Cars make way for spaceships with Life on Mars and the Moon taking centre stage at this year’s Goodwood Festival of Speed.

The pioneering British architecture firm Foster + Partners will show a range of models, robotics and futuristic designs in the Future Lab developed to explore the future of life in space.

Forming a central part of its display will be a scale model based on the Mars and lunar habitation pods it has designed.

With the help of virtual reality, visitors will be able to see inside one of these state-of-the-art pods.

Foster + Partners is taking a central position at this year’s FoS Future Lab, which is focusing on space exploration, autonomous transport, robotics, and personal flight.

Visitors will be able to view displays and demonstrations, interact with some of the technology for themselves and learn more about these exciting innovations.

The firm continues to work on projects that look at developing habitats on the Moon and Mars using a wide variety of technologies such as large-scale 3D-printing, robotics and Regolith Additive Construction.

A wide range of these techniques will be displayed at the expo, bringing the possibilities of creating an extraterrestrial habitat to life for visitors.

An example of a robotic architectural 3D-printing arm will also be on show, creating different-shaped plastic objects to demonstrate its skills.

Children will also be able to get hands-on with a space-age, interactive sandpit filled with simulated Mars dust and remote-control caterpillar robots.

FoS Future Lab will be open to the public throughout the Goodwood Festival of Speed, which runs from July 12-15.

This slideshow requires JavaScript.

 

CHECKOUT: Perfect wheels for the zombie apocalypse

CHECKOUT: Meet the ultimate off road campervan

Riley

Chris Riley has been a journalist for almost 40 years. He has spent half of his career as a writer, editor and production editor in newspapers, the rest of the time driving and writing about cars both in print and online. His love affair with cars began as a teenager with the purchase of an old VW Beetle, followed by another Beetle and a string of other cars on which he has wasted too much time and money.
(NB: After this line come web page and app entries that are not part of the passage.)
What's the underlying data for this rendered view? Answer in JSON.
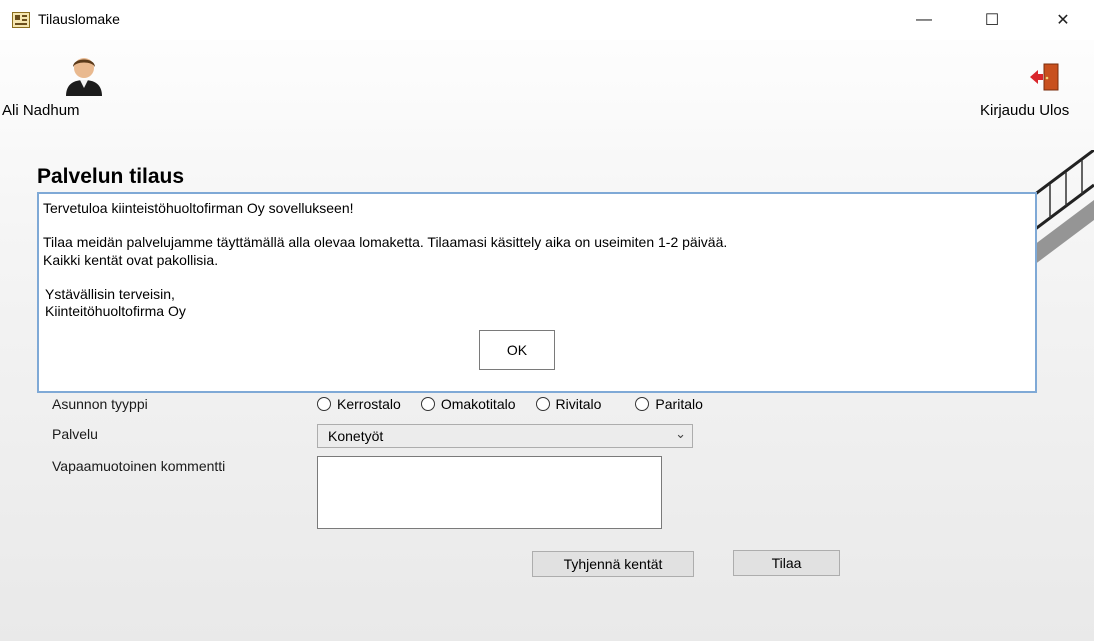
{
  "window": {
    "title": "Tilauslomake",
    "minimize_glyph": "—",
    "maximize_glyph": "☐",
    "close_glyph": "✕"
  },
  "user": {
    "name": "Ali Nadhum",
    "icon": "user-avatar-icon"
  },
  "logout": {
    "label": "Kirjaudu Ulos",
    "icon": "logout-door-icon"
  },
  "page": {
    "heading": "Palvelun tilaus"
  },
  "dialog": {
    "line1": "Tervetuloa kiinteistöhuoltofirman Oy sovellukseen!",
    "line2": "Tilaa meidän palvelujamme täyttämällä alla olevaa lomaketta. Tilaamasi käsittely aika on useimiten 1-2 päivää.",
    "line3": "Kaikki kentät ovat pakollisia.",
    "line4": "Ystävällisin terveisin,",
    "line5": "Kiinteitöhuoltofirma Oy",
    "ok_label": "OK"
  },
  "form": {
    "housing_type_label": "Asunnon tyyppi",
    "housing_options": [
      "Kerrostalo",
      "Omakotitalo",
      "Rivitalo",
      "Paritalo"
    ],
    "service_label": "Palvelu",
    "service_value": "Konetyöt",
    "comment_label": "Vapaamuotoinen kommentti",
    "comment_value": "",
    "clear_button": "Tyhjennä kentät",
    "order_button": "Tilaa"
  },
  "colors": {
    "dialog_border": "#7fa9d6",
    "logout_arrow": "#d9262b",
    "door": "#c8501e"
  }
}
A self-confessed geek, he’s not afraid to ask the hard questions - at the risk of sounding silly.